In order to further the story, they may opt to roll for Charm in order to gain information. They roll a success, however, the DM asks that player to “act out” or explain exactly what they are going to say in order to charm the NPC. This particular player may not be able to improvise on the spot. As a result, the DM deems that they have been unsuccessful because they (the NPC) are not convinced.
Forcing penalties like this on a player can lead to multiple unsuccessful interactions regardless of the character’s skills, attributes or dice rolls. Especially given that players are not expected to perform physical attributes in real life in the same way. I certainly don’t have the dexterity that my rogue halfling does!
#6 – Critical fumbles (& successes) on skill checks
You have a 5% chance on a d20 to roll a 1 or 20. And this happens far more often than players expect. If playing with beginners or at a lower character level, this may be a great rule. However, as your players level up their characters, it can cause frustration.
For example, take multi-attacks. At level 5, a Fighter character can attack twice, and at Level 17, three times. In this case, higher-level Fighters are increasingly likely to roll a 1 and fumble purely due to the number of attacks they have. This is unfair as extra hits are one of the benefits of playing a Fighter. As such, critical fumbles can be counter-intuitive. Multi-attacking should suggest your character is extremely skilled at using their weapons. Which, as a result, means they are less likely to drop their weapon or make an obvious mistake.
When a character inevitably rolls a natural 1, imposing penalties (such as damaging themselves) doesn’t really make sense. Their main skill is strength, they are weapon-wielders, and as such have the experience and previous knowledge to avoid hurting themselves unless they are under the influence of poison or magic. However, it’s the same when it comes to DMs rewarding natural 20s with instant success. Why? Well, let’s take the Fighter example further…
Let’s say the DM asks the party to roll an Arcana check in order to detect magic. In this scenario, the Fighter has an intelligence of 0. If the Fighter then rolls a 20, it does not make sense that they would get an instant success. Nor does it mean that they now suddenly know magic or can sense it. It cheapens the skills of magic-using characters, can ruin the immersion and ultimately, doesn’t make any sense.
#7 – The DM’s way, or the highway
In a way, this rule relates to all others in this list.
Your role as the dungeon master is to act as a guide for players, to further the narrative, create a rich and varied world and give players a satisfying, and at times challenging experience. Enacting the ‘What the DM says is final’ rule can be tempting to pursue, as is deciding things without a dice roll.
But here’s why you should reconsider…
Some players like to be led while others enjoy the illusion of free will. If you deny things to players, whether this is in the rules or not, they’ll lose interest. It’s a risky endeavour.
A good DM will listen to feedback and to what their players enjoy. Did you know that many DMs develop the skillset of a good leader, director or manager? It’s true, you can even add the skills you’ve developed as dungeon master on your CV or resume.
Beware of homebrew havoc
If you’re a DM, beware of house rules.
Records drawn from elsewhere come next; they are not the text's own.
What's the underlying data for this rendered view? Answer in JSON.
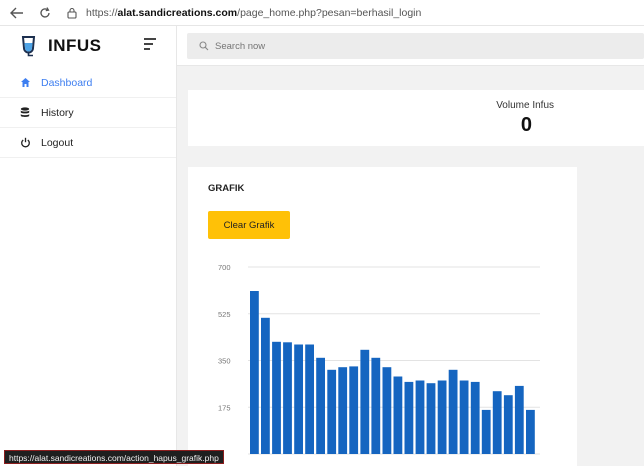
{
  "browser": {
    "url_prefix": "https://",
    "url_domain": "alat.sandicreations.com",
    "url_path": "/page_home.php?pesan=berhasil_login"
  },
  "brand": {
    "name": "INFUS"
  },
  "sidebar": {
    "items": [
      {
        "label": "Dashboard",
        "icon": "home-icon",
        "active": true
      },
      {
        "label": "History",
        "icon": "database-icon",
        "active": false
      },
      {
        "label": "Logout",
        "icon": "power-icon",
        "active": false
      }
    ]
  },
  "search": {
    "placeholder": "Search now"
  },
  "volume": {
    "label": "Volume Infus",
    "value": "0"
  },
  "grafik": {
    "title": "GRAFIK",
    "clear_label": "Clear Grafik"
  },
  "chart_data": {
    "type": "bar",
    "ylim": [
      0,
      700
    ],
    "yticks": [
      "700",
      "525",
      "350",
      "175",
      "0"
    ],
    "grid": true,
    "color": "#1565c0",
    "values": [
      610,
      510,
      420,
      418,
      410,
      410,
      360,
      315,
      325,
      328,
      390,
      360,
      325,
      290,
      270,
      275,
      265,
      275,
      315,
      275,
      270,
      165,
      235,
      220,
      255,
      165
    ]
  },
  "status_bar": {
    "url": "https://alat.sandicreations.com/action_hapus_grafik.php"
  },
  "colors": {
    "accent": "#3d7ef0",
    "button": "#ffc107",
    "bar": "#1565c0"
  }
}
Try not to make house rules or dabble in homebrew unless you know exactly what you’re doing. It’s likely you have good intentions and are trying to fix a flaw or hindrance in the OG rules. In which case, go for it! Just make sure it actually fixes what you intend it to without breaking something else. It’s a delicate ecosystem where one small change can end up affecting other things in unexpected and unpredictable ways.